Doctor of Education (EdD)
Department or School/College
Phyllis J. Washington College of Education
Bill McCaw, Frances L. O’Reilly, Patty Kero, Gillian Glaes
Authentic Leadership, Growth Mindset, Implicit Theories of Intelligence, Principal
University of Montana
Public school principals are facing increasingly more demands and stressful environments. These leaders need tools to help with the overwhelming workload and building a healthy supportive school community. Principals require easy-to-access skills to build healthy strategies for working with these chaotic environments, which could include a growth mindset and authentic qualities of self-awareness, balanced processing, moral virtue and relational transparency.
The purpose of this study was to research the relationship between Montana K-12 public school principals’ authentic leadership theory and their implicit theories of intelligence. This non-experimental quantitative study utilized a survey method to gather self-report information. The voluntary sample included 112 participants from a population of 474 public school principals during the spring of 2019. A Spearman’s Rho was employed because ordinal data were collected from two instruments, the Authentic Leadership Questionnaire and The Theories of Intelligence Scale. The results demonstrated a small positive correlation between growth mindset and the authentic leadership construct.
Future research should include staff perception data that focuses on the principal’s mindset and authentic leadership skills. Research should also continue to study the implicit theories of intelligence and authentic leadership theory with principals as there has been little done to investigate a strong growth mindset and how it relates to strong authentic leadership skills.

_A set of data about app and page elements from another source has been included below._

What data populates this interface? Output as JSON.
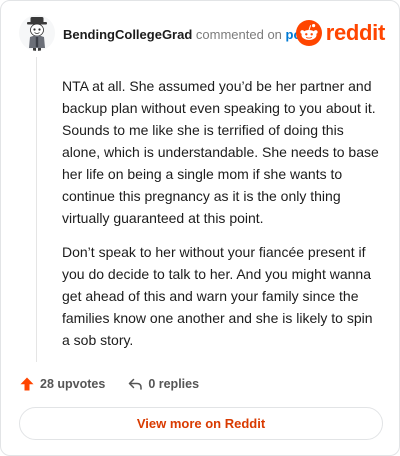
{
  "header": {
    "username": "BendingCollegeGrad",
    "verb": "commented on",
    "post_link": "post",
    "brand": "reddit"
  },
  "comment": {
    "paragraphs": [
      "NTA at all. She assumed you’d be her partner and backup plan without even speaking to you about it. Sounds to me like she is terrified of doing this alone, which is understandable. She needs to base her life on being a single mom if she wants to continue this pregnancy as it is the only thing virtually guaranteed at this point.",
      "Don’t speak to her without your fiancée present if you do decide to talk to her. And you might wanna get ahead of this and warn your family since the families know one another and she is likely to spin a sob story."
    ]
  },
  "actions": {
    "upvotes": "28 upvotes",
    "replies": "0 replies"
  },
  "footer": {
    "view_more": "View more on Reddit"
  },
  "colors": {
    "brand": "#ff4500",
    "link": "#0079d3",
    "cta": "#d93a00"
  },
  "icons": {
    "avatar": "user-avatar",
    "brand": "reddit-alien-icon",
    "upvote": "upvote-arrow-icon",
    "reply": "reply-arrow-icon"
  }
}
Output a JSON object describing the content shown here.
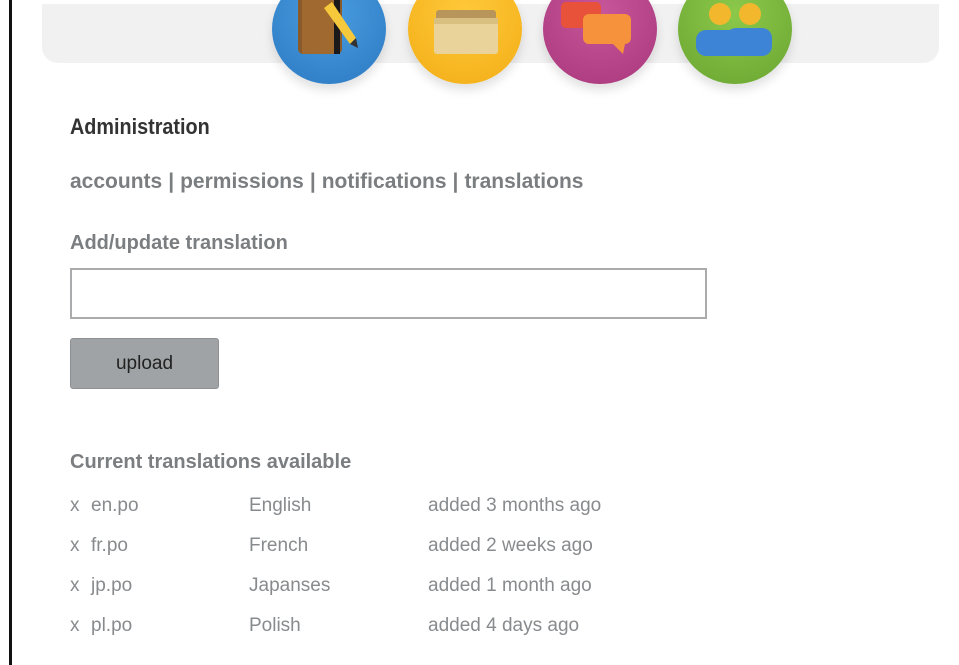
{
  "nav_icons": [
    {
      "name": "notebook-pencil-icon",
      "color": "#2b79c2"
    },
    {
      "name": "folder-icon",
      "color": "#f2ad16"
    },
    {
      "name": "chat-bubbles-icon",
      "color": "#a8377c"
    },
    {
      "name": "users-icon",
      "color": "#6aa631"
    }
  ],
  "page": {
    "heading": "Administration"
  },
  "admin_nav": {
    "items": [
      {
        "label": "accounts"
      },
      {
        "label": "permissions"
      },
      {
        "label": "notifications"
      },
      {
        "label": "translations"
      }
    ],
    "separator": "|"
  },
  "upload_form": {
    "title": "Add/update translation",
    "input_value": "",
    "button_label": "upload"
  },
  "translations": {
    "title": "Current translations available",
    "delete_label": "x",
    "rows": [
      {
        "file": "en.po",
        "language": "English",
        "added": "added 3 months ago"
      },
      {
        "file": "fr.po",
        "language": "French",
        "added": "added 2 weeks ago"
      },
      {
        "file": "jp.po",
        "language": "Japanses",
        "added": "added 1 month ago"
      },
      {
        "file": "pl.po",
        "language": "Polish",
        "added": "added 4 days ago"
      }
    ]
  }
}
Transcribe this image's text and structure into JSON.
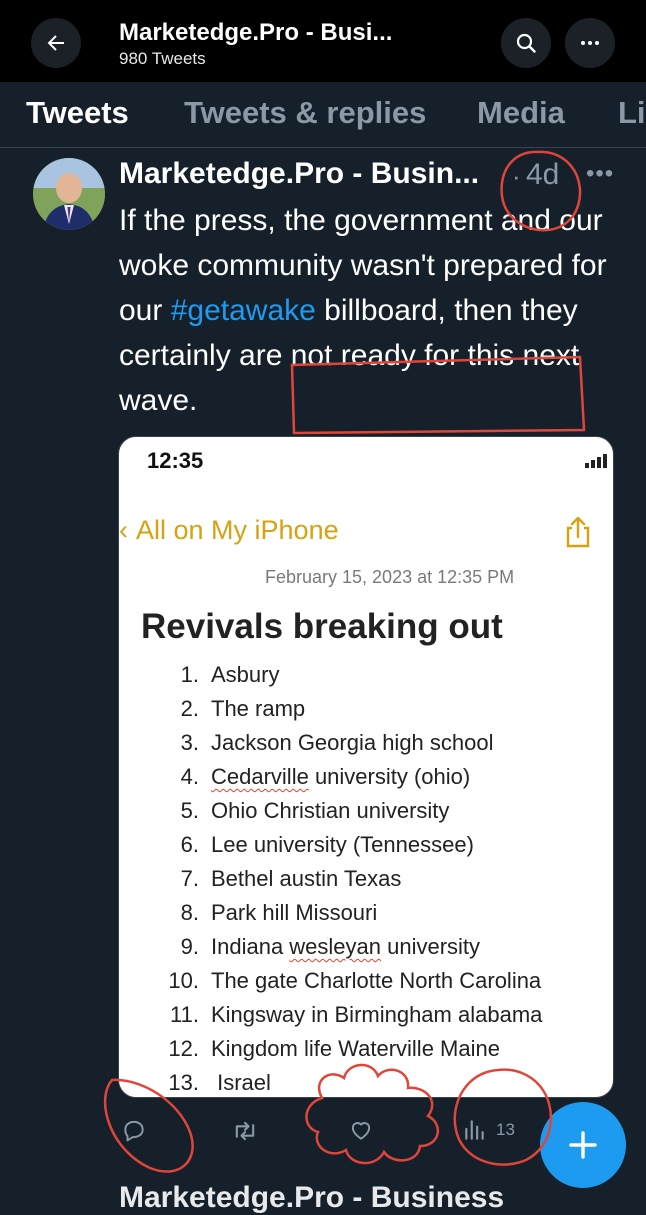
{
  "header": {
    "title": "Marketedge.Pro - Busi...",
    "subtitle": "980 Tweets"
  },
  "tabs": [
    {
      "label": "Tweets",
      "active": true
    },
    {
      "label": "Tweets & replies",
      "active": false
    },
    {
      "label": "Media",
      "active": false
    },
    {
      "label": "Li",
      "active": false
    }
  ],
  "tweet": {
    "author": "Marketedge.Pro - Busin...",
    "separator": "·",
    "time": "4d",
    "text_before": "If the press, the government and our woke community wasn't prepared for our ",
    "hashtag": "#getawake",
    "text_after": " billboard, then they certainly are not ready for this next wave.",
    "views": "13"
  },
  "media": {
    "status_time": "12:35",
    "back_label": "All on My iPhone",
    "date": "February 15, 2023 at 12:35 PM",
    "title": "Revivals breaking out",
    "items": [
      {
        "num": "1.",
        "text": "Asbury"
      },
      {
        "num": "2.",
        "text": "The ramp"
      },
      {
        "num": "3.",
        "text": "Jackson Georgia high school"
      },
      {
        "num": "4.",
        "pre": "",
        "squiggle": "Cedarville",
        "post": " university (ohio)"
      },
      {
        "num": "5.",
        "text": "Ohio Christian university"
      },
      {
        "num": "6.",
        "text": "Lee university (Tennessee)"
      },
      {
        "num": "7.",
        "text": "Bethel austin Texas"
      },
      {
        "num": "8.",
        "text": "Park hill Missouri"
      },
      {
        "num": "9.",
        "pre": "Indiana ",
        "squiggle": "wesleyan",
        "post": " university"
      },
      {
        "num": "10.",
        "text": "The gate Charlotte North Carolina"
      },
      {
        "num": "11.",
        "text": "Kingsway in Birmingham alabama"
      },
      {
        "num": "12.",
        "text": "Kingdom life Waterville Maine"
      },
      {
        "num": "13.",
        "text": " Israel"
      }
    ]
  },
  "next_tweet_author": "Marketedge.Pro - Business",
  "colors": {
    "background": "#15202b",
    "accent": "#1d9bf0",
    "secondary_text": "#8b98a5",
    "annotation": "#e0453a",
    "notes_accent": "#d6a20f"
  },
  "icons": {
    "back": "arrow-left-icon",
    "search": "search-icon",
    "more": "more-horizontal-icon",
    "reply": "reply-icon",
    "retweet": "retweet-icon",
    "like": "heart-icon",
    "views": "views-chart-icon",
    "compose": "plus-icon"
  }
}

Zins, Erica A., "The Relationship between Public School Principals’ Authentic Leadership and Implicit Theory of Intelligence" (2020). Graduate Student Theses, Dissertations, & Professional Papers. 11648.
© Copyright 2020 Erica A. Zins